If one could limit the costs of continuous monitoring, sponsors could rely on even greater flexibility through blinded sample size re-estimations. While traditionally a blinded SSR was used in response to the overwhelming numbers of inadequately powered trials, more recently they have been deployed for strategic investing or ensuring that patients are channeled towards therapies that are most likely to succeed if adequately powered. There is a more fundamental use for such designs, and that is to overcome common statistical uncertainties like the misspecification of parameters in the control arm.
Sample sizes are sometimes determined with wrong assumptions on standard deviations. This can be revealed during the progress of a clinical trial. Therefore, an interim look which considers a blinded sample size re-estimation could solve for this difficulty. Yet this leaves sponsors in a situation where they must guess when to plan the perfect interim look. The continuous monitoring approach avoids this guessing game.
The benefits of continuous monitoring are added flexibility. The cost can take the form of impact on Type I error, power and increases to average sample size. A new poster by Kappler and Garczarek, to be presented at this year's PSI, reveals the full extent of this cost.
Authors: Martin Kappler, Ursula Garczarek, Cytel Inc.

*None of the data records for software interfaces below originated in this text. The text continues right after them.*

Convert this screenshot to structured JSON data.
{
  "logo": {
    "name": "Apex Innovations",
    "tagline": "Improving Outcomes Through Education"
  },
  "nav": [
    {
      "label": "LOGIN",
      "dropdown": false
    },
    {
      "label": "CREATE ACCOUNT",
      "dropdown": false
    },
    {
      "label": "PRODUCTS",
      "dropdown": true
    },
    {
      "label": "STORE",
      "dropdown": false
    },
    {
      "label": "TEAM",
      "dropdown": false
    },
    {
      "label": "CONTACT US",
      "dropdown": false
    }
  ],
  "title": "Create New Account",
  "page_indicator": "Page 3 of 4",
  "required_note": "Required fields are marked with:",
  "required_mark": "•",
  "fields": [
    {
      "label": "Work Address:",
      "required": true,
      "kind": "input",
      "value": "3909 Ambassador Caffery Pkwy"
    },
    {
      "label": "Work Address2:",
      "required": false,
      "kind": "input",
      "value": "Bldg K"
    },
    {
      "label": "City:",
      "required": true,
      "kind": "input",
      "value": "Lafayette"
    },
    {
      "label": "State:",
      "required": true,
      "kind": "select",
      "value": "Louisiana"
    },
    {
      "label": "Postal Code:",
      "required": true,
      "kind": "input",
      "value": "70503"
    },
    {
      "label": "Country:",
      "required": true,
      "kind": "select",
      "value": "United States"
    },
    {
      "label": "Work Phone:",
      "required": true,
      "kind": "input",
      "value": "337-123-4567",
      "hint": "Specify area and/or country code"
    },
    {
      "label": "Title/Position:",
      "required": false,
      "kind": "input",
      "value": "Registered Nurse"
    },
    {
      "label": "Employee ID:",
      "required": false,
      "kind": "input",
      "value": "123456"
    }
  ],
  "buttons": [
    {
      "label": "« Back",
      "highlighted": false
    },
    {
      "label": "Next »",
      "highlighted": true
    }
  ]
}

Blinded sample size re-estimation (bSSR) is applied in a lot of clinical trials as an insurance against misspecifications of nuisance parameters (such as standard deviation, or event or hazard rate in the control group) during the determination of sample size. The type-1 error control of bSSR has already been studied for several situations and endpoints (e.g., Kieser 2003, Friede 2013). However, to our knowledge interim analyses for the bSSR are always assumed to happen at a preplanned timepoint while in fact a continuous blinded monitoring of the nuisance parameter is possible throughout the trial and often is done by the clinical study team. Therefore, the bSSR calculations could be done in regular intervals regardless of a pre-planned bSSR. When the need for a sample size increase or decrease becomes obvious, a protocol amendment could be prepared to either introduce a previously unplanned bSSR or to prepone a planned bSSR. As this additional flexibility may have detrimental effects to operational characteristics, this approach is simulated for a continuous endpoint in several settings for trials with and without bSSR to assess the impact on type-1 error, power and average sample size.
Learn more about Cytel at PSI 2022.
References Friede T, Kieser M. Blinded sample size re-estimation in superiority and noninferiority trials: bias versus variance in variance estimation. Pharm Stat. 2013;12(3):141-6
Kieser M, Friede T. Simple procedures for blinded sample size adjustment that do not affect the type I error rate. Stat Med. 2003; 22(23):3571-81
About the Author of Blog:
Dr. Esha Senchaudhuri is a research and communications specialist, committed to helping scholars and scientists translate their research findings to public and private sector executives. At Cytel Esha leads content strategy and content production across the company's five business units. She received a doctorate from the London School of Economics in philosophy, and is a former early-career policy fellow of the American Academy of Arts and Sciences. She has taught medical ethics at the Harvard School of Public Health (TH Chan School), and sits on the Steering Committee of the Society for Women in Philosophy's Eastern Division, which is responsible for awarding the Distinguished Woman in Philosophy Award.